The Microwave Integrated Retrieval System (MiRS) Science Team has published a paper in IEEE Journal on Selected Topics in Applied Earth Observations and Remote Sensing (JSTARS) titled “Improvement of MiRS Sea Surface Temperature Retrievals Using a Machine Learning Approach”.
The MiRS Science Team, composed of ESSIC/CISESS scientists Yong-Keun Lee and Christopher Grassotti, as well as NOAA STAR scientist Mark Liu, published a paper this week titled “In‐Depth Evaluation of MiRS Total Precipitable Water From NOAA‐20 ATMS Using Multiple Reference Data Sets” in Earth and Space Science. Lee was the first author of the study.
On October 24, a powerful Category 5 (the maximum possible) atmospheric river (AR) occurred over the northern and central parts of California. The storm system featured record breaking precipitation, leading to flooding and mudslides in some locations, along with dangerous winds exceeding 70 miles per hour at higher elevations. San Francisco recorded its fourth highest single-day rainfall amount of over 4 inches. Satellite passive microwave measurements are one of the observational tools that allow depiction of these extreme events, since microwaves are less affected by clouds and precipitation.
Zhou and Grassotti Published on Development of Machine Learning-Based Radiometric Bias Correction for MiRS

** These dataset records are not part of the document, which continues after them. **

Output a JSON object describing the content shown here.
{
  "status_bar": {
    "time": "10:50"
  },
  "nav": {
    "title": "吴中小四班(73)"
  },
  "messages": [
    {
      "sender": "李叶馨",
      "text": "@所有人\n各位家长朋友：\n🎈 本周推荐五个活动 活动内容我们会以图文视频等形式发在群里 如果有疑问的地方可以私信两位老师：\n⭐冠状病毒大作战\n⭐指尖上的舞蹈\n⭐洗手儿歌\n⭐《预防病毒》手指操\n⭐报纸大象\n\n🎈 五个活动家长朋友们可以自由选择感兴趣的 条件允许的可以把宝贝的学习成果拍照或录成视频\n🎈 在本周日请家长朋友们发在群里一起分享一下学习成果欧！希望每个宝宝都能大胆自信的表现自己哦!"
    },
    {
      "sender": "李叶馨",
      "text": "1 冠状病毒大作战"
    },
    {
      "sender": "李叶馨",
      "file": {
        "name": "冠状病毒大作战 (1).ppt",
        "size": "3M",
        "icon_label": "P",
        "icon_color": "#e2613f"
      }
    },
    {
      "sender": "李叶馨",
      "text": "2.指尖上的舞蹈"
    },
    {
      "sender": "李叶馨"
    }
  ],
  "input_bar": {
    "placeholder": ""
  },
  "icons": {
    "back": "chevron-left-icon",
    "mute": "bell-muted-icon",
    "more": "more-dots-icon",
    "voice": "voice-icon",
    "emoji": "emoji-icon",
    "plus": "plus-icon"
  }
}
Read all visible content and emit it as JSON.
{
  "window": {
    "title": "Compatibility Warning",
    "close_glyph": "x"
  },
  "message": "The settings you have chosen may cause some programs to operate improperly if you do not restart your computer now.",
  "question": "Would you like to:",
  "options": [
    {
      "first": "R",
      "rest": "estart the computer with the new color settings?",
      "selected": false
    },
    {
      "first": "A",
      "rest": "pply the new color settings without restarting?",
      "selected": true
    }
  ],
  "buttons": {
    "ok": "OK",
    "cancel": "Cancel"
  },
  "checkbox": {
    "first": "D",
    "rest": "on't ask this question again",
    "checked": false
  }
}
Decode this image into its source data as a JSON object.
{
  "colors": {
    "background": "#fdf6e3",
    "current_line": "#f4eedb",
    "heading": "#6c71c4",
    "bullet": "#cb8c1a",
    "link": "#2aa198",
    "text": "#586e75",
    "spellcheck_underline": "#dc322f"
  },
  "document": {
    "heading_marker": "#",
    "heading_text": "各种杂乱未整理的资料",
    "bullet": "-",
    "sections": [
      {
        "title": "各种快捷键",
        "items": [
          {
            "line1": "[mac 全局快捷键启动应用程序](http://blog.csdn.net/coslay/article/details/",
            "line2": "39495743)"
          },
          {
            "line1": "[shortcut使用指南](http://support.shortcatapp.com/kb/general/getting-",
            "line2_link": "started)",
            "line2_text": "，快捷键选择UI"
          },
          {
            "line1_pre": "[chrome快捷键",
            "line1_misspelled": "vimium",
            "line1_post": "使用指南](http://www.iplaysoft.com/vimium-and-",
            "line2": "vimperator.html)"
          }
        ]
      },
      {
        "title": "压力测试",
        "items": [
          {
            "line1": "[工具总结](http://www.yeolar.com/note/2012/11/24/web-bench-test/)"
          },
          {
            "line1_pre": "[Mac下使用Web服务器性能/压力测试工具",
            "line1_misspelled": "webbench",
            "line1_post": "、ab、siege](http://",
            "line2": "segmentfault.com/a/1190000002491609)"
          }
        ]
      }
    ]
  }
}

ESSIC/CISESS scientists Post-doctoral Associate Yan Zhou and Senior Faculty Specialist Chris Grassotti have recently published in article in Remote Sensing titled “Development of a Machine Learning-Based Radiometric Bias Correction for NOAA’s Microwave Integrated Retrieval System (MiRS)”.